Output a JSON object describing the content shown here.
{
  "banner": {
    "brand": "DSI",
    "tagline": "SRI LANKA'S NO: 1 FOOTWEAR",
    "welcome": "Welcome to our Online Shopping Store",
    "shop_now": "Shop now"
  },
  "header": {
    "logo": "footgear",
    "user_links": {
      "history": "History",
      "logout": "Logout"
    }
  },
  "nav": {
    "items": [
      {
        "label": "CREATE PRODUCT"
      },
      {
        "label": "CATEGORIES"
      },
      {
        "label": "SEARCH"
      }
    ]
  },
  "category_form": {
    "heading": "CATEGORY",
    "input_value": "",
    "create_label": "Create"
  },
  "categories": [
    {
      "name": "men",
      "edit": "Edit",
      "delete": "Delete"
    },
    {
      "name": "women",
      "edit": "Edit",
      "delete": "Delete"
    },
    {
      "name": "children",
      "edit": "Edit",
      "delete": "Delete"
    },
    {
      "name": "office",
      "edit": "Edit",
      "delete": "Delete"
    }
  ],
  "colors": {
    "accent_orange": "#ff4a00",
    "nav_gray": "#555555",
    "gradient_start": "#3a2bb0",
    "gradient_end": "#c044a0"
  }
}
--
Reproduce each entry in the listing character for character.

**Task solution:**
Output a JSON object describing the content shown here.
{
  "banner": {
    "brand": "DSI",
    "tagline": "SRI LANKA'S NO: 1 FOOTWEAR",
    "welcome": "Welcome to our Online Shopping Store",
    "shop_now": "Shop now"
  },
  "header": {
    "logo": "footgear",
    "user_links": {
      "history": "History",
      "logout": "Logout"
    }
  },
  "nav": {
    "items": [
      {
        "label": "CREATE PRODUCT"
      },
      {
        "label": "CATEGORIES"
      },
      {
        "label": "SEARCH"
      }
    ]
  },
  "category_form": {
    "heading": "CATEGORY",
    "input_value": "",
    "create_label": "Create"
  },
  "categories": [
    {
      "name": "men",
      "edit": "Edit",
      "delete": "Delete"
    },
    {
      "name": "women",
      "edit": "Edit",
      "delete": "Delete"
    },
    {
      "name": "children",
      "edit": "Edit",
      "delete": "Delete"
    },
    {
      "name": "office",
      "edit": "Edit",
      "delete": "Delete"
    }
  ],
  "colors": {
    "accent_orange": "#ff4a00",
    "nav_gray": "#555555",
    "gradient_start": "#3a2bb0",
    "gradient_end": "#c044a0"
  }
}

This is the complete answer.